* **YOUR OBJECTIVE**
An exact copy of every entry is needed here; the images stay out.

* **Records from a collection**
------

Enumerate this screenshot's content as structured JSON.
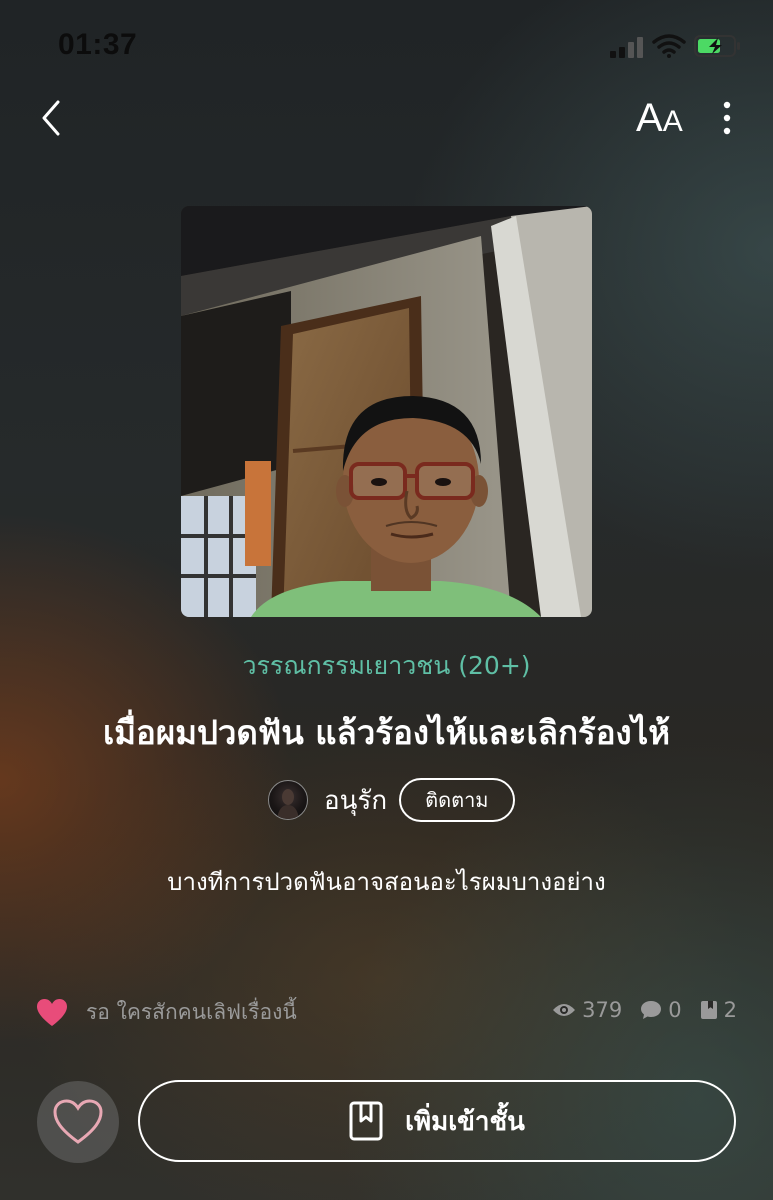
{
  "status_bar": {
    "time": "01:37"
  },
  "nav": {
    "font_size_label_big": "A",
    "font_size_label_small": "A"
  },
  "story": {
    "genre": "วรรณกรรมเยาวชน (20+)",
    "title": "เมื่อผมปวดฟัน แล้วร้องไห้และเลิกร้องไห้",
    "author": "อนุรัก",
    "follow_label": "ติดตาม",
    "synopsis": "บางทีการปวดฟันอาจสอนอะไรผมบางอย่าง"
  },
  "stats": {
    "like_prompt": "รอ ใครสักคนเลิฟเรื่องนี้",
    "views": "379",
    "comments": "0",
    "chapters": "2"
  },
  "actions": {
    "add_library_label": "เพิ่มเข้าชั้น"
  },
  "colors": {
    "genre": "#5fbfa5",
    "heart": "#e84c7a",
    "muted": "#9a9a9a",
    "battery": "#4cd964"
  }
}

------

* **EXERCISE RESULT**
Enumerate this screenshot's content as structured JSON.
{
  "status_bar": {
    "time": "01:37"
  },
  "nav": {
    "font_size_label_big": "A",
    "font_size_label_small": "A"
  },
  "story": {
    "genre": "วรรณกรรมเยาวชน (20+)",
    "title": "เมื่อผมปวดฟัน แล้วร้องไห้และเลิกร้องไห้",
    "author": "อนุรัก",
    "follow_label": "ติดตาม",
    "synopsis": "บางทีการปวดฟันอาจสอนอะไรผมบางอย่าง"
  },
  "stats": {
    "like_prompt": "รอ ใครสักคนเลิฟเรื่องนี้",
    "views": "379",
    "comments": "0",
    "chapters": "2"
  },
  "actions": {
    "add_library_label": "เพิ่มเข้าชั้น"
  },
  "colors": {
    "genre": "#5fbfa5",
    "heart": "#e84c7a",
    "muted": "#9a9a9a",
    "battery": "#4cd964"
  }
}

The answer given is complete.